• [WHAT TO PRODUCE]
Copy the data that appears below exactly. Drop the pictures.

• [Stored records]
==================================================

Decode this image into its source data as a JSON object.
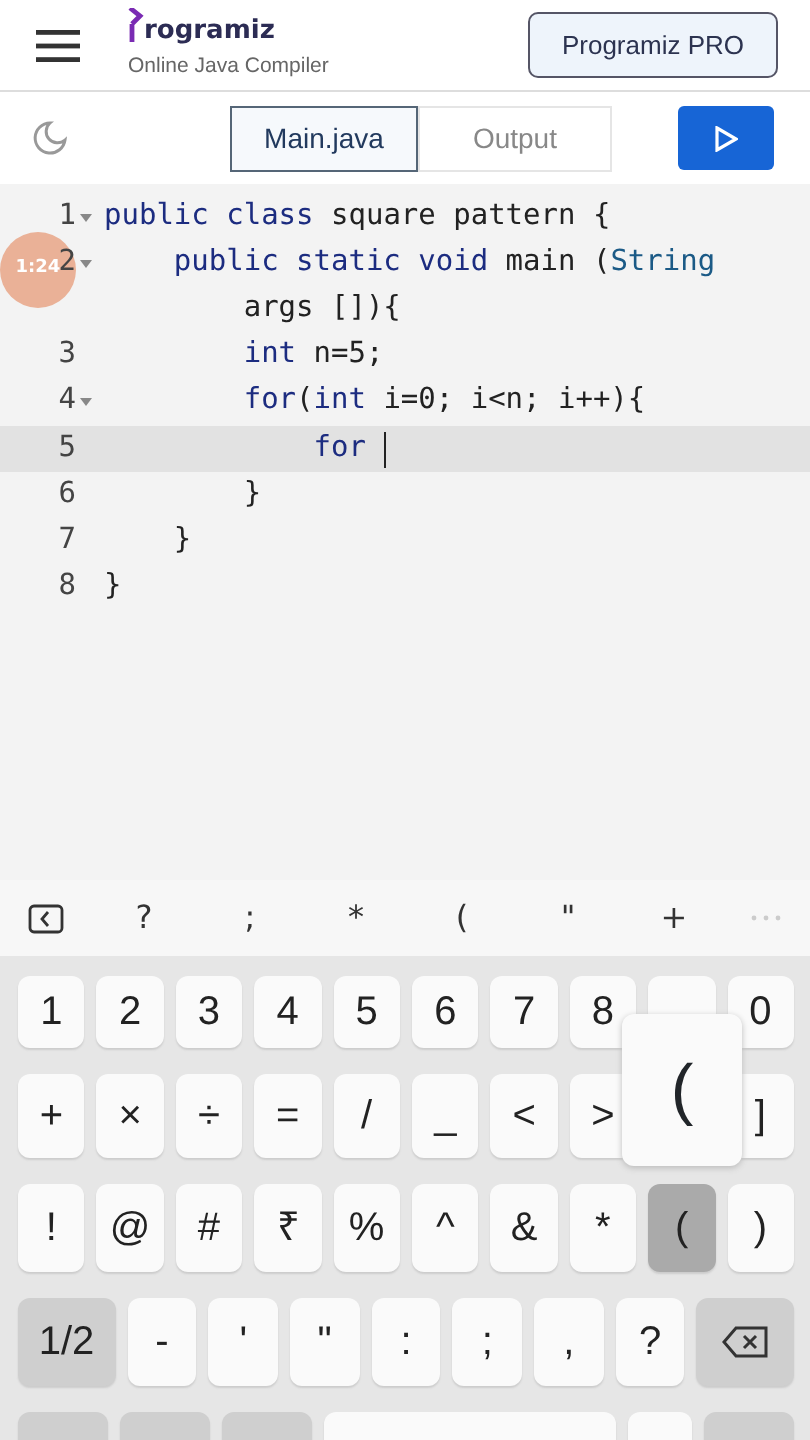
{
  "header": {
    "logo_text": "rogramiz",
    "subtitle": "Online Java Compiler",
    "pro_button": "Programiz PRO"
  },
  "tabs": [
    {
      "label": "Main.java",
      "selected": true
    },
    {
      "label": "Output",
      "selected": false
    }
  ],
  "editor": {
    "lines": [
      {
        "number": "1",
        "fold": true,
        "active": false,
        "tokens": [
          {
            "kind": "keyword",
            "text": "public "
          },
          {
            "kind": "keyword",
            "text": "class "
          },
          {
            "kind": "plain",
            "text": "square pattern {"
          }
        ]
      },
      {
        "number": "2",
        "fold": true,
        "active": false,
        "tokens": [
          {
            "kind": "keyword",
            "text": "    public "
          },
          {
            "kind": "keyword",
            "text": "static "
          },
          {
            "kind": "keyword",
            "text": "void "
          },
          {
            "kind": "plain",
            "text": "main ("
          },
          {
            "kind": "type",
            "text": "String"
          }
        ]
      },
      {
        "fold": false,
        "active": false,
        "tokens": [
          {
            "kind": "plain",
            "text": "        args []){"
          }
        ]
      },
      {
        "number": "3",
        "fold": false,
        "active": false,
        "tokens": [
          {
            "kind": "keyword",
            "text": "        int "
          },
          {
            "kind": "plain",
            "text": "n=5;"
          }
        ]
      },
      {
        "number": "4",
        "fold": true,
        "active": false,
        "tokens": [
          {
            "kind": "keyword",
            "text": "        for"
          },
          {
            "kind": "plain",
            "text": "("
          },
          {
            "kind": "keyword",
            "text": "int "
          },
          {
            "kind": "plain",
            "text": "i=0; i<n; i++){"
          }
        ]
      },
      {
        "number": "5",
        "fold": false,
        "active": true,
        "tokens": [
          {
            "kind": "keyword",
            "text": "            for "
          }
        ]
      },
      {
        "number": "6",
        "fold": false,
        "active": false,
        "tokens": [
          {
            "kind": "plain",
            "text": "        }"
          }
        ]
      },
      {
        "number": "7",
        "fold": false,
        "active": false,
        "tokens": [
          {
            "kind": "plain",
            "text": "    }"
          }
        ]
      },
      {
        "number": "8",
        "fold": false,
        "active": false,
        "tokens": [
          {
            "kind": "plain",
            "text": "}"
          }
        ]
      }
    ],
    "video_timer": "1:24"
  },
  "symbol_bar": [
    {
      "kind": "back"
    },
    {
      "kind": "char",
      "label": "?"
    },
    {
      "kind": "char",
      "label": ";"
    },
    {
      "kind": "char",
      "label": "*"
    },
    {
      "kind": "char",
      "label": "("
    },
    {
      "kind": "char",
      "label": "\""
    },
    {
      "kind": "char",
      "label": "+"
    },
    {
      "kind": "more"
    }
  ],
  "keyboard": {
    "rows": [
      [
        {
          "kind": "char",
          "label": "1"
        },
        {
          "kind": "char",
          "label": "2"
        },
        {
          "kind": "char",
          "label": "3"
        },
        {
          "kind": "char",
          "label": "4"
        },
        {
          "kind": "char",
          "label": "5"
        },
        {
          "kind": "char",
          "label": "6"
        },
        {
          "kind": "char",
          "label": "7"
        },
        {
          "kind": "char",
          "label": "8"
        },
        {
          "kind": "covered"
        },
        {
          "kind": "char",
          "label": "0"
        }
      ],
      [
        {
          "kind": "char",
          "label": "+"
        },
        {
          "kind": "char",
          "label": "×"
        },
        {
          "kind": "char",
          "label": "÷"
        },
        {
          "kind": "char",
          "label": "="
        },
        {
          "kind": "char",
          "label": "/"
        },
        {
          "kind": "char",
          "label": "_"
        },
        {
          "kind": "char",
          "label": "<"
        },
        {
          "kind": "char",
          "label": ">"
        },
        {
          "kind": "hidden"
        },
        {
          "kind": "char",
          "label": "]"
        }
      ],
      [
        {
          "kind": "char",
          "label": "!"
        },
        {
          "kind": "char",
          "label": "@"
        },
        {
          "kind": "char",
          "label": "#"
        },
        {
          "kind": "char",
          "label": "₹"
        },
        {
          "kind": "char",
          "label": "%"
        },
        {
          "kind": "char",
          "label": "^"
        },
        {
          "kind": "char",
          "label": "&"
        },
        {
          "kind": "char",
          "label": "*"
        },
        {
          "kind": "char",
          "label": "(",
          "pressed": true
        },
        {
          "kind": "char",
          "label": ")"
        }
      ],
      [
        {
          "kind": "mod",
          "label": "1/2"
        },
        {
          "kind": "char",
          "label": "-"
        },
        {
          "kind": "char",
          "label": "'"
        },
        {
          "kind": "char",
          "label": "\""
        },
        {
          "kind": "char",
          "label": ":"
        },
        {
          "kind": "char",
          "label": ";"
        },
        {
          "kind": "char",
          "label": ","
        },
        {
          "kind": "char",
          "label": "?"
        },
        {
          "kind": "backspace"
        }
      ],
      [
        {
          "kind": "mod"
        },
        {
          "kind": "mod"
        },
        {
          "kind": "mod"
        },
        {
          "kind": "space"
        },
        {
          "kind": "blank"
        },
        {
          "kind": "mod"
        }
      ]
    ],
    "popup_key": "("
  }
}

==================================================

• [OUTPUT FOR THIS EXERCISE]
Decode this image into its source data as a JSON object.
{
  "header": {
    "logo_text": "rogramiz",
    "subtitle": "Online Java Compiler",
    "pro_button": "Programiz PRO"
  },
  "tabs": [
    {
      "label": "Main.java",
      "selected": true
    },
    {
      "label": "Output",
      "selected": false
    }
  ],
  "editor": {
    "lines": [
      {
        "number": "1",
        "fold": true,
        "active": false,
        "tokens": [
          {
            "kind": "keyword",
            "text": "public "
          },
          {
            "kind": "keyword",
            "text": "class "
          },
          {
            "kind": "plain",
            "text": "square pattern {"
          }
        ]
      },
      {
        "number": "2",
        "fold": true,
        "active": false,
        "tokens": [
          {
            "kind": "keyword",
            "text": "    public "
          },
          {
            "kind": "keyword",
            "text": "static "
          },
          {
            "kind": "keyword",
            "text": "void "
          },
          {
            "kind": "plain",
            "text": "main ("
          },
          {
            "kind": "type",
            "text": "String"
          }
        ]
      },
      {
        "fold": false,
        "active": false,
        "tokens": [
          {
            "kind": "plain",
            "text": "        args []){"
          }
        ]
      },
      {
        "number": "3",
        "fold": false,
        "active": false,
        "tokens": [
          {
            "kind": "keyword",
            "text": "        int "
          },
          {
            "kind": "plain",
            "text": "n=5;"
          }
        ]
      },
      {
        "number": "4",
        "fold": true,
        "active": false,
        "tokens": [
          {
            "kind": "keyword",
            "text": "        for"
          },
          {
            "kind": "plain",
            "text": "("
          },
          {
            "kind": "keyword",
            "text": "int "
          },
          {
            "kind": "plain",
            "text": "i=0; i<n; i++){"
          }
        ]
      },
      {
        "number": "5",
        "fold": false,
        "active": true,
        "tokens": [
          {
            "kind": "keyword",
            "text": "            for "
          }
        ]
      },
      {
        "number": "6",
        "fold": false,
        "active": false,
        "tokens": [
          {
            "kind": "plain",
            "text": "        }"
          }
        ]
      },
      {
        "number": "7",
        "fold": false,
        "active": false,
        "tokens": [
          {
            "kind": "plain",
            "text": "    }"
          }
        ]
      },
      {
        "number": "8",
        "fold": false,
        "active": false,
        "tokens": [
          {
            "kind": "plain",
            "text": "}"
          }
        ]
      }
    ],
    "video_timer": "1:24"
  },
  "symbol_bar": [
    {
      "kind": "back"
    },
    {
      "kind": "char",
      "label": "?"
    },
    {
      "kind": "char",
      "label": ";"
    },
    {
      "kind": "char",
      "label": "*"
    },
    {
      "kind": "char",
      "label": "("
    },
    {
      "kind": "char",
      "label": "\""
    },
    {
      "kind": "char",
      "label": "+"
    },
    {
      "kind": "more"
    }
  ],
  "keyboard": {
    "rows": [
      [
        {
          "kind": "char",
          "label": "1"
        },
        {
          "kind": "char",
          "label": "2"
        },
        {
          "kind": "char",
          "label": "3"
        },
        {
          "kind": "char",
          "label": "4"
        },
        {
          "kind": "char",
          "label": "5"
        },
        {
          "kind": "char",
          "label": "6"
        },
        {
          "kind": "char",
          "label": "7"
        },
        {
          "kind": "char",
          "label": "8"
        },
        {
          "kind": "covered"
        },
        {
          "kind": "char",
          "label": "0"
        }
      ],
      [
        {
          "kind": "char",
          "label": "+"
        },
        {
          "kind": "char",
          "label": "×"
        },
        {
          "kind": "char",
          "label": "÷"
        },
        {
          "kind": "char",
          "label": "="
        },
        {
          "kind": "char",
          "label": "/"
        },
        {
          "kind": "char",
          "label": "_"
        },
        {
          "kind": "char",
          "label": "<"
        },
        {
          "kind": "char",
          "label": ">"
        },
        {
          "kind": "hidden"
        },
        {
          "kind": "char",
          "label": "]"
        }
      ],
      [
        {
          "kind": "char",
          "label": "!"
        },
        {
          "kind": "char",
          "label": "@"
        },
        {
          "kind": "char",
          "label": "#"
        },
        {
          "kind": "char",
          "label": "₹"
        },
        {
          "kind": "char",
          "label": "%"
        },
        {
          "kind": "char",
          "label": "^"
        },
        {
          "kind": "char",
          "label": "&"
        },
        {
          "kind": "char",
          "label": "*"
        },
        {
          "kind": "char",
          "label": "(",
          "pressed": true
        },
        {
          "kind": "char",
          "label": ")"
        }
      ],
      [
        {
          "kind": "mod",
          "label": "1/2"
        },
        {
          "kind": "char",
          "label": "-"
        },
        {
          "kind": "char",
          "label": "'"
        },
        {
          "kind": "char",
          "label": "\""
        },
        {
          "kind": "char",
          "label": ":"
        },
        {
          "kind": "char",
          "label": ";"
        },
        {
          "kind": "char",
          "label": ","
        },
        {
          "kind": "char",
          "label": "?"
        },
        {
          "kind": "backspace"
        }
      ],
      [
        {
          "kind": "mod"
        },
        {
          "kind": "mod"
        },
        {
          "kind": "mod"
        },
        {
          "kind": "space"
        },
        {
          "kind": "blank"
        },
        {
          "kind": "mod"
        }
      ]
    ],
    "popup_key": "("
  }
}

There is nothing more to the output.